This edition we’ll talk about staying on track.
Step 5 – Justifying Yourself – Defensive Psychology
A major potential pitfall when you decide to change your lifestyle is the feedback you receive from other people.
When we attempt to make radical changes to our lifestyle we often set ourselves up for failure by discussing it with others. When people hear that you’re changing your life they have all kinds of questions, and you usually end up having to defend your decisions. This defensiveness very often leads to self-doubt and the erosion of your goals.
An easier, less stressful way to deal with outside input is to not give it a chance to start.
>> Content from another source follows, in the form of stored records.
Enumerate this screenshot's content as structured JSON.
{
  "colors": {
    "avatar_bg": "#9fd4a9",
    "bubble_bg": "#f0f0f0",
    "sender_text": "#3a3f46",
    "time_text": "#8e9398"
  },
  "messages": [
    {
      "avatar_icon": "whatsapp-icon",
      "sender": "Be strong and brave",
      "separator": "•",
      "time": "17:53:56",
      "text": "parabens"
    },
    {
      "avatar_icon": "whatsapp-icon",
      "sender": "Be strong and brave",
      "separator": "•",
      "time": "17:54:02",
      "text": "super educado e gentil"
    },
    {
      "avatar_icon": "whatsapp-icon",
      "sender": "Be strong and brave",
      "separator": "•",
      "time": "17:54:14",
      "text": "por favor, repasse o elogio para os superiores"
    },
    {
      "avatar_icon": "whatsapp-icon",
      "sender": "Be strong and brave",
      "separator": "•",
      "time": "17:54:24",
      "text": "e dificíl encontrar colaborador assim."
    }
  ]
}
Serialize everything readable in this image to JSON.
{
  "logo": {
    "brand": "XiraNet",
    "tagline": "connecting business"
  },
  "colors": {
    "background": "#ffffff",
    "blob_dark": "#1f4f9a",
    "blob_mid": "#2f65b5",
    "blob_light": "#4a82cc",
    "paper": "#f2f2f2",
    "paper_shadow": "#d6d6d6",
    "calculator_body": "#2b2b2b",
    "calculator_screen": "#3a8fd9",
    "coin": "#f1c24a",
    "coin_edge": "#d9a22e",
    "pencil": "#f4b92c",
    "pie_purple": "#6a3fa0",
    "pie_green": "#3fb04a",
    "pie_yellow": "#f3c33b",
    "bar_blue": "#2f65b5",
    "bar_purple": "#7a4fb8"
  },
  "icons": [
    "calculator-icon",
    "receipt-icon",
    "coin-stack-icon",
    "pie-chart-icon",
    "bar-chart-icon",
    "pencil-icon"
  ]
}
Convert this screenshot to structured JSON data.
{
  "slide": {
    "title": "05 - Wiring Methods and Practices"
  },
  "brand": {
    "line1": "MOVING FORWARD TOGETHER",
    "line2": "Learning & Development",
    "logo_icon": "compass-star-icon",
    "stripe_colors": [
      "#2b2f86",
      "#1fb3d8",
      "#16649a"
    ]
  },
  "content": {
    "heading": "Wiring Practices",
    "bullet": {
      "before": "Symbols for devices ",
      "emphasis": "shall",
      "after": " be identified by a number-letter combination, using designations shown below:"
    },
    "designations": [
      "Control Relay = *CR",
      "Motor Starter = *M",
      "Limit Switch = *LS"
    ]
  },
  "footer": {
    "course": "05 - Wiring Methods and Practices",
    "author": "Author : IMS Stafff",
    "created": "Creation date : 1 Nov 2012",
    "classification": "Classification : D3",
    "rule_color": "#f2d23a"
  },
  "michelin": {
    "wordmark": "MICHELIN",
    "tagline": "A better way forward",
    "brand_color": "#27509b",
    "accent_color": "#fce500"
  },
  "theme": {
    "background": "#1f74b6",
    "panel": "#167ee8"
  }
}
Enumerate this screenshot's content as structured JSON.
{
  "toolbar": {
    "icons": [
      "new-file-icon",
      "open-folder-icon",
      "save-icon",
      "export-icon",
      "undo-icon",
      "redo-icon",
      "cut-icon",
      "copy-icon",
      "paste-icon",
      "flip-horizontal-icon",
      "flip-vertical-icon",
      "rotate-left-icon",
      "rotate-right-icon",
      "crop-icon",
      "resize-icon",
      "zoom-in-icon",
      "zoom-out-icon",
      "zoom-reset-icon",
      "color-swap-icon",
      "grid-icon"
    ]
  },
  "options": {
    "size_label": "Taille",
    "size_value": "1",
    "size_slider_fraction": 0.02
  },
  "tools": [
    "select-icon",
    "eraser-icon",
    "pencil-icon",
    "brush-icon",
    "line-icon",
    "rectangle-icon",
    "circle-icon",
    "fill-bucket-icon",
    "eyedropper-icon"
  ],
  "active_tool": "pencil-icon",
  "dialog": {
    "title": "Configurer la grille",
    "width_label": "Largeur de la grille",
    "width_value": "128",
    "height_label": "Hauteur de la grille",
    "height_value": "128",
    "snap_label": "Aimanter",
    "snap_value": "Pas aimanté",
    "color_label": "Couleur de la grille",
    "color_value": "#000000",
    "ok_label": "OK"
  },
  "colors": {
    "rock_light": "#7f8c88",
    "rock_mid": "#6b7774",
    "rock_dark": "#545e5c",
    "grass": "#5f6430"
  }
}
When invited to a restaurant I usually order a large salad. When my friends tell me that it’s not enough food I respond by saying things like, “Oh, I’m just not very hungry right now,” or, “I had a big lunch today.” When offered a piece of pie or a bag of chips I say, “My doctor wouldn’t like it if I ate that.”
Remember what Hippocrates said – “Be your own doctor,” and, “Let food be your medicine and your medicine be your food.”
The point here is to not get into a discussion. It’s nobody’s business what we eat or drink, how much or little we exercise, or any of that. You’ll avoid a lot of negative input from your friends, family and acquaintances if you don’t bring the subject up in the first place, and refuse to get sucked into the conversation if they broach the subject.
You do not need to justify yourself to anybody except yourself. If you believe in the wellness journey that you’re currently on, that’s all that matters.
The second part of Step 5 is avoiding failure due to our attitudes – our internal psychology. I’ve talked to many people that were eating healthier for a time, then gave it up completely because “It’s too hard.”
Henry Ford said, “If you think you can, or you think you can’t, you’re right.” I agree.
Sure, it’s a challenge to eat healthy in a junk-food world, but that shouldn’t deter you. When you do your weekly evaluation and realize how many unhealthy items you ate in the last week you shouldn’t let that get you down.
Instead, focus on how many healthy meals you DID eat, and how much better you’re doing now than when you were on the SAD (Standard American Diet).
Good Health is a journey, not a destination. Just because you stepped off the path here and there doesn’t mean that you’re not making progress.
You don’t have to explain yourself to anybody.